staff, patients, an employee, or others) to:
- deliver an efficacious product
- back it with credible science
- support it with service
- remain consistent—in quality and communications
- do what's right if there is a problem.
If a company can deliver on this brand promise, customers will respond with trust in the product and the company. Even more
importantly, by delivering on a promise, we earn our customers' trust.
Trust, then, is at the very core of a good brand and is the second part of the brand-building-relationship equation.
Trust is about building solid, positive relationships all along the way. It's about building credibility and consistently
delivering quality—whether it's a sales representative talking with a physician, or a CEO meeting with analysts and shareholders.
A patient takes a drug because he or she has faith and trust in his or her physician. The physician prescribes it because

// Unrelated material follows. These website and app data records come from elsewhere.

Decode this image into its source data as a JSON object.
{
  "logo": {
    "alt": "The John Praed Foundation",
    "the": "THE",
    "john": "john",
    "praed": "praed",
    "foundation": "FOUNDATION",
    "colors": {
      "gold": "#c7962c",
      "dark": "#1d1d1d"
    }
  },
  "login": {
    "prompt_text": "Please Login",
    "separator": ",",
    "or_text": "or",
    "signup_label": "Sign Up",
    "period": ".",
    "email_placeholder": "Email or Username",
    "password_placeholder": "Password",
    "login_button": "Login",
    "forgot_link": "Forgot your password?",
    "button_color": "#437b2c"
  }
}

he or she has faith and trust in the drug and the company. It's trust that makes the brand much more than a logo.
The concept of branding trust can be done only by companies that have earned it and maintained it over time. To brand a newly
launched drug or start-up as "The One to Trust" would be difficult. And what little equity that might be built in a short
period of time can be dashed quickly if business objectives, brand promise, and customer experience are inconsistent.